"You know the worst part about this? I mean, the really worst part about this, for me?" OWLS core member Virginia Townsend asked in a phone interview. "Jim Edge is a pastor. I didn't think pastors were supposed to lie."
But for now, the intra-board bickering is moot. The county hasn't spent a dollar on any rail development. No track has been laid. The board, who are all appointed by county commissioners and County Judge Ramon Garcia, serve as volunteers. The 2011 feasibility study that supporters tout as the board's greatest achievement to date was paid for with federal stimulus money. The board only meets sporadically, with no tangible short-term goals.
"We're just sitting there," Tijerina said. "We're just waiting for some higher-ups to give us some use."
The board lacks the authority to levy property taxes, effectively meaning it must depend on the county or other organizations or governmental bodies to fund it.
The county, meanwhile, isn't being exactly generous with funding. It just instituted across-the-board 3 percent cuts to every county department's operating budget last month.
In addition to its budgetary problems, the county has more immediate priorities, such as trying to implement a hospital district.
A large-scale public transit system may not be a huge need at the moment, but Edge sees it as an investment in the future of one of the nation's fastest-growing areas. He urged the county to act before the need becomes catastrophic.
"Often, public projects wait until it's a catastrophe and the costs go up exponentially when it's an emergency," he said. "Politicians, the public, they want to move when they see a crisis. You know, you don't hear about road maintenance until you have a pothole in front of your house. And then it's a crisis."
But others believe a rail system isn't practical in a place as spread out as the Valley.

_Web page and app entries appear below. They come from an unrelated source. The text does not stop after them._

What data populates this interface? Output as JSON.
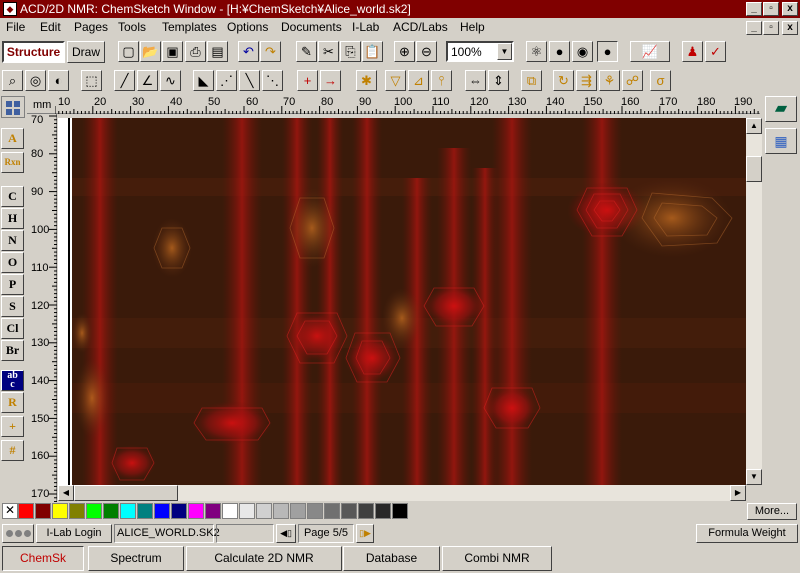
{
  "window": {
    "title": "ACD/2D NMR: ChemSketch Window - [H:¥ChemSketch¥Alice_world.sk2]",
    "controls": {
      "minimize": "_",
      "restore": "▫",
      "close": "x"
    }
  },
  "menu": [
    "File",
    "Edit",
    "Pages",
    "Tools",
    "Templates",
    "Options",
    "Documents",
    "I-Lab",
    "ACD/Labs",
    "Help"
  ],
  "mode_tabs": {
    "structure": "Structure",
    "draw": "Draw"
  },
  "zoom": {
    "value": "100%"
  },
  "ruler": {
    "unit": "mm",
    "x_ticks": [
      "10",
      "20",
      "30",
      "40",
      "50",
      "60",
      "70",
      "80",
      "90",
      "100",
      "110",
      "120",
      "130",
      "140",
      "150",
      "160",
      "170",
      "180",
      "190"
    ],
    "y_ticks": [
      "70",
      "80",
      "90",
      "100",
      "110",
      "120",
      "130",
      "140",
      "150",
      "160",
      "170"
    ]
  },
  "elements": [
    "C",
    "H",
    "N",
    "O",
    "P",
    "S",
    "Cl",
    "Br"
  ],
  "left_tools": {
    "atom_a": "A",
    "rxn": "Rxn",
    "text_tool": "ab\nc",
    "r_tool": "R",
    "plus_tool": "+",
    "grid_tool": "#"
  },
  "palette": {
    "colors": [
      "#ffffff",
      "#ff0000",
      "#800000",
      "#ffff00",
      "#808000",
      "#00ff00",
      "#008000",
      "#00ffff",
      "#008080",
      "#0000ff",
      "#000080",
      "#ff00ff",
      "#800080",
      "#ffffff",
      "#e8e8e8",
      "#d0d0d0",
      "#b8b8b8",
      "#a0a0a0",
      "#888888",
      "#707070",
      "#585858",
      "#404040",
      "#282828",
      "#000000"
    ],
    "more_label": "More..."
  },
  "status": {
    "ilab_login": "I-Lab Login",
    "document": "ALICE_WORLD.SK2",
    "page": "Page 5/5",
    "formula_weight": "Formula Weight"
  },
  "bottom_buttons": [
    "ChemSk",
    "Spectrum",
    "Calculate 2D NMR",
    "Database",
    "Combi NMR"
  ]
}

"As far as I'm concerned, it's a boondoggle," Townsend said, adding that she would find a bus system much more sensible. "It's just not going to work."